• Assignment:
Repeat every entry word for word. Images do not belong in the copy.

>>>

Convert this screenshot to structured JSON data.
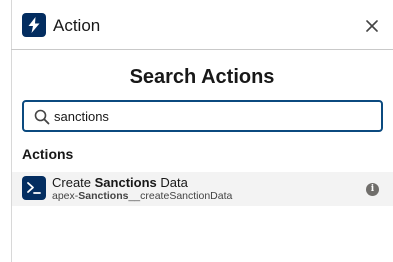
{
  "header": {
    "title": "Action",
    "icon": "lightning-bolt-icon",
    "close_icon": "close-icon"
  },
  "search": {
    "heading": "Search Actions",
    "value": "sanctions",
    "icon": "search-icon"
  },
  "results": {
    "group_label": "Actions",
    "items": [
      {
        "icon": "terminal-prompt-icon",
        "title_before": "Create ",
        "title_match": "Sanctions",
        "title_after": " Data",
        "api_before": "apex-",
        "api_match": "Sanctions",
        "api_after": "__createSanctionData",
        "info_icon": "info-icon"
      }
    ]
  },
  "colors": {
    "brand_navy": "#032d60",
    "focus_border": "#0b4a7f",
    "row_highlight": "#f3f3f3"
  }
}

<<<

• Written answer:
Convert this screenshot to structured JSON data.
{
  "header": {
    "title": "Action",
    "icon": "lightning-bolt-icon",
    "close_icon": "close-icon"
  },
  "search": {
    "heading": "Search Actions",
    "value": "sanctions",
    "icon": "search-icon"
  },
  "results": {
    "group_label": "Actions",
    "items": [
      {
        "icon": "terminal-prompt-icon",
        "title_before": "Create ",
        "title_match": "Sanctions",
        "title_after": " Data",
        "api_before": "apex-",
        "api_match": "Sanctions",
        "api_after": "__createSanctionData",
        "info_icon": "info-icon"
      }
    ]
  },
  "colors": {
    "brand_navy": "#032d60",
    "focus_border": "#0b4a7f",
    "row_highlight": "#f3f3f3"
  }
}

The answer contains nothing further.